IWPA staff is working with allied industry associations to gather information to inform policymakers about the impact of COVID-19 on U.S. business and trade operations.
- The American Association of Exporters and Importers (AAEI) is asking companies involved in international trade to complete an eleven question AAEI COVID-19 Survey in
order to inform CBP and the U.S. policymakers about the fallout from COVID-19 on the trade community. AAEI will be sending out the survey every week for the next month or so and is urging companies to participate every week so
they can track changes to companies' trade operations and global supply chains.
Urge Your Senators to Sign Feinstein Letter on Duty Deferral
Senator Diane Feinstein of California is asking Senators to join her in signing the below letter to Treasury Secretary Stephen
Mnuchin urging him to direct U.S. Customs and Border Protection to defer all tariffs for at least 90 days.
We are urging IWPA Members to call their Senators as soon as possible and urge them to sign the Feinstein letter. It is as simple
as calling your Senators and leaving the message along these lines: "At this time of great economic uncertainty, businesses like mine in (city or town) that rely on global supply chains are facing short-term liquidity issues due to the taxes
we pay in the form of tariffs on the goods we import. I am hopeful that the Senator can help
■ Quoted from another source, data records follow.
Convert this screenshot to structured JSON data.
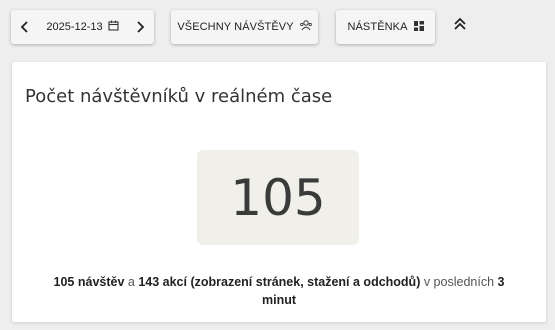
{
  "toolbar": {
    "date": "2025-12-13",
    "all_visits_label": "VŠECHNY NÁVŠTĚVY",
    "dashboard_label": "NÁSTĚNKA"
  },
  "card": {
    "title": "Počet návštěvníků v reálném čase",
    "counter": "105",
    "summary": {
      "visits": "105 návštěv",
      "conj": " a ",
      "actions": "143 akcí (zobrazení stránek, stažení a odchodů)",
      "middle": " v posledních ",
      "minutes_num": "3",
      "minutes_unit": "minut"
    }
  },
  "icons": {
    "prev": "chevron-left-icon",
    "calendar": "calendar-icon",
    "next": "chevron-right-icon",
    "visitors": "visitors-icon",
    "dashboard": "dashboard-grid-icon",
    "collapse": "double-chevron-up-icon"
  },
  "colors": {
    "background": "#eeeeee",
    "button": "#f5f5f5",
    "card": "#ffffff",
    "counter_box": "#f0efea"
  }
}
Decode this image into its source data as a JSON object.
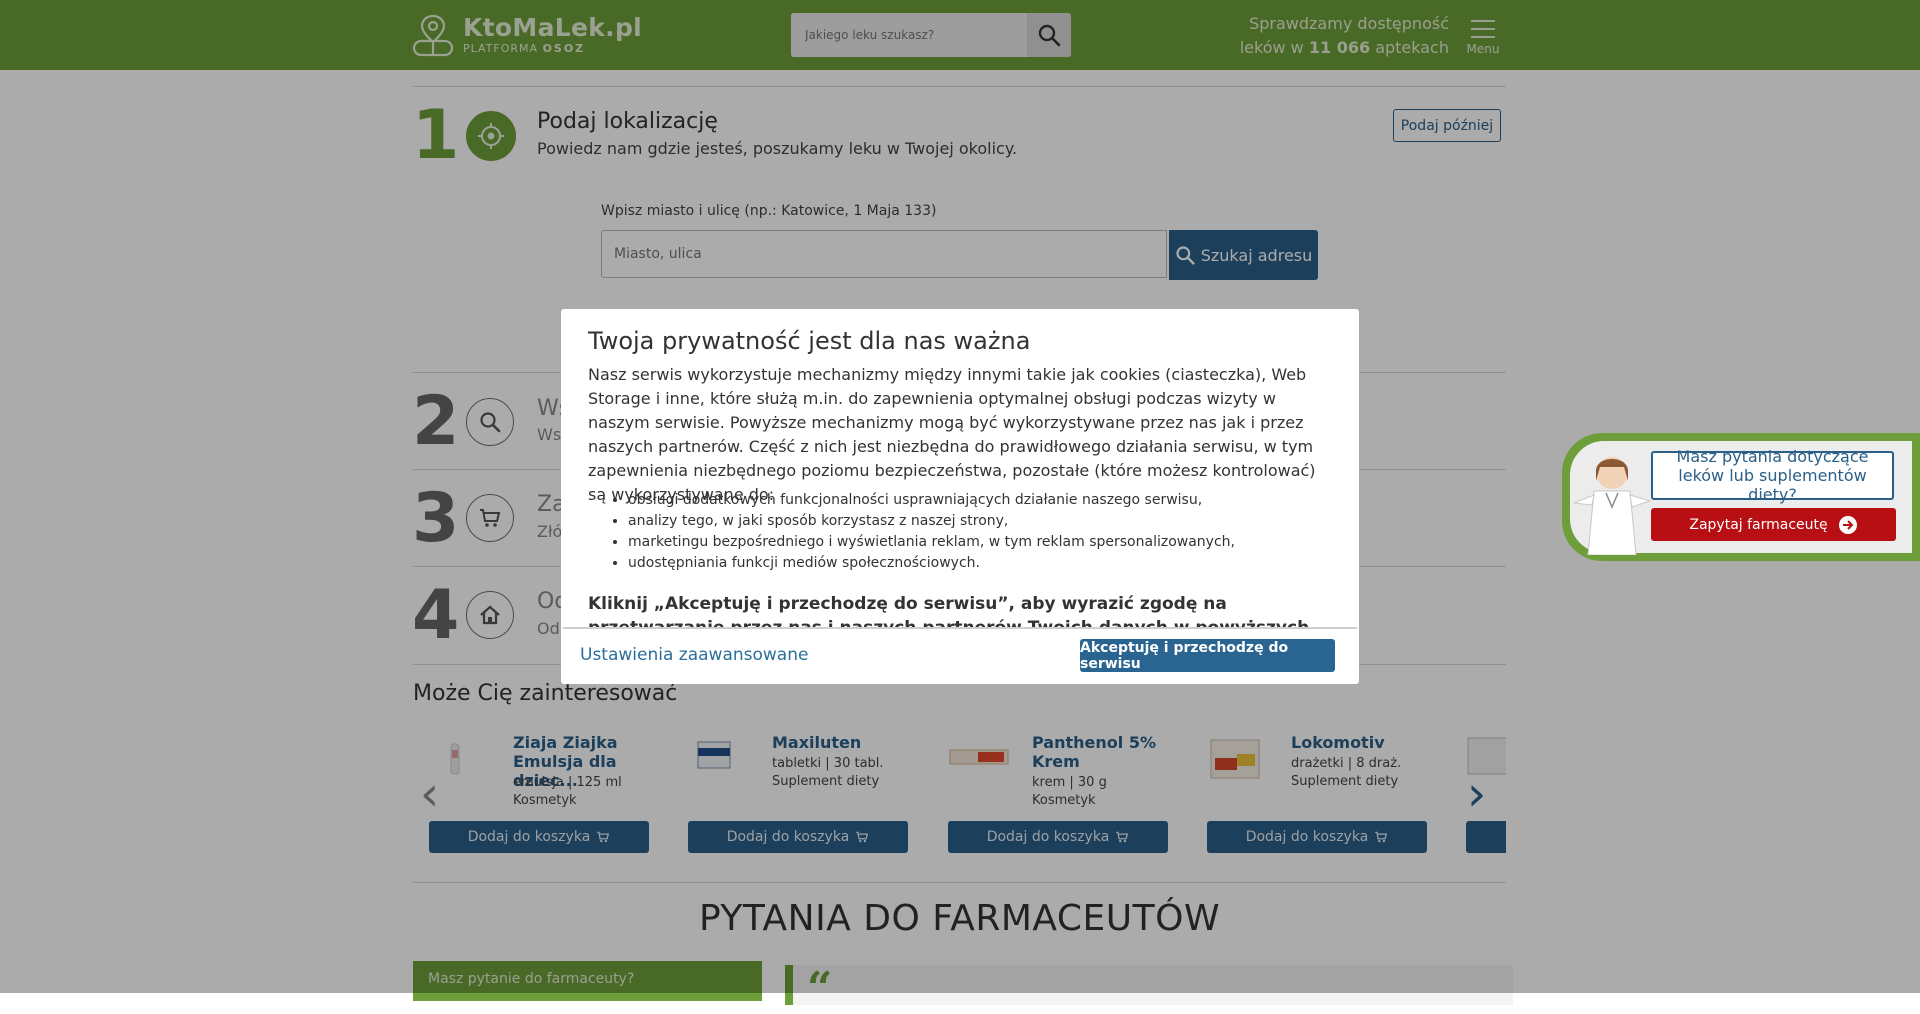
{
  "header": {
    "logo_main": "KtoMaLek.pl",
    "logo_sub_prefix": "PLATFORMA",
    "logo_sub_brand": "OSOZ",
    "search_placeholder": "Jakiego leku szukasz?",
    "availability_line1": "Sprawdzamy dostępność",
    "availability_prefix": "leków w",
    "availability_count": "11 066",
    "availability_suffix": "aptekach",
    "menu_label": "Menu"
  },
  "steps": [
    {
      "number": "1",
      "title": "Podaj lokalizację",
      "subtitle": "Powiedz nam gdzie jesteś, poszukamy leku w Twojej okolicy.",
      "icon": "locate-icon"
    },
    {
      "number": "2",
      "title": "Ws",
      "subtitle": "Ws",
      "icon": "search-icon"
    },
    {
      "number": "3",
      "title": "Za",
      "subtitle": "Złó",
      "icon": "cart-icon"
    },
    {
      "number": "4",
      "title": "Od",
      "subtitle": "Od",
      "icon": "home-icon"
    }
  ],
  "location": {
    "later_button": "Podaj później",
    "address_label": "Wpisz miasto i ulicę (np.: Katowice, 1 Maja 133)",
    "address_placeholder": "Miasto, ulica",
    "search_button": "Szukaj adresu"
  },
  "interest": {
    "title": "Może Cię zainteresować",
    "add_to_cart": "Dodaj do koszyka",
    "products": [
      {
        "name": "Ziaja Ziajka Emulsja dla dziec...",
        "line1": "emulsja | 125 ml",
        "line2": "Kosmetyk"
      },
      {
        "name": "Maxiluten",
        "line1": "tabletki | 30 tabl.",
        "line2": "Suplement diety"
      },
      {
        "name": "Panthenol 5% Krem",
        "line1": "krem | 30 g",
        "line2": "Kosmetyk"
      },
      {
        "name": "Lokomotiv",
        "line1": "drażetki | 8 draż.",
        "line2": "Suplement diety"
      }
    ]
  },
  "questions": {
    "heading": "PYTANIA DO FARMACEUTÓW",
    "ask_label": "Masz pytanie do farmaceuty?"
  },
  "widget": {
    "question": "Masz pytania dotyczące leków lub suplementów diety?",
    "button": "Zapytaj farmaceutę"
  },
  "modal": {
    "title": "Twoja prywatność jest dla nas ważna",
    "body": "Nasz serwis wykorzystuje mechanizmy między innymi takie jak cookies (ciasteczka), Web Storage i inne, które służą m.in. do zapewnienia optymalnej obsługi podczas wizyty w naszym serwisie. Powyższe mechanizmy mogą być wykorzystywane przez nas jak i przez naszych partnerów. Część z nich jest niezbędna do prawidłowego działania serwisu, w tym zapewnienia niezbędnego poziomu bezpieczeństwa, pozostałe (które możesz kontrolować) są wykorzystywane do:",
    "list": [
      "obsługi dodatkowych funkcjonalności usprawniających działanie naszego serwisu,",
      "analizy tego, w jaki sposób korzystasz z naszej strony,",
      "marketingu bezpośredniego i wyświetlania reklam, w tym reklam spersonalizowanych,",
      "udostępniania funkcji mediów społecznościowych."
    ],
    "bold_text": "Kliknij „Akceptuję i przechodzę do serwisu”, aby wyrazić zgodę na przetwarzanie przez nas i naszych partnerów Twoich danych w powyższych celach.",
    "advanced_link": "Ustawienia zaawansowane",
    "accept_button": "Akceptuję i przechodzę do serwisu"
  },
  "colors": {
    "brand_green": "#6d9e3a",
    "link_blue": "#2a5f88",
    "cta_red": "#b70f14"
  }
}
To join, your Senators' staff members can contact Justin Schardin at Justin_Schardin@feinstein.senate.gov.
The Honorable Steven Mnuchin
Secretary of the Treasury
1500 Pennsylvania Ave., NW
Washington, DC 20220
Dear Secretary Mnuchin,
As numerous industries and individual businesses in the United States suffer extreme cash flow problems due to the ongoing coronavirus crisis, I urge you to immediately issue a directive to U.S. Customs and Border Protection to defer all tariffs for at least 90 days, or until the crisis passes.
As you know, the coronavirus is causing major damage to the U.S. economy. While Congress has now enacted a wide variety of economic aid, many industries and businesses will still face significant cash-flow problems. Retailers have already had to close more than 47,000 stores in the United States and we anticipate that hundreds of thousands, if not millions, of American workers at retail companies and the thousands of companies that supply them may be furloughed in the coming weeks. Additional measures to help businesses ensure they have enough liquidity to weather the crisis are necessary.
At such a moment when Congress has clearly indicated that deferring employer taxes should be a part of the U.S. response to the crisis, the Treasury Department should direct that all tariffs will be deferred for at least 90 days and, more broadly, until the companies paying them can emerge from the ongoing crisis.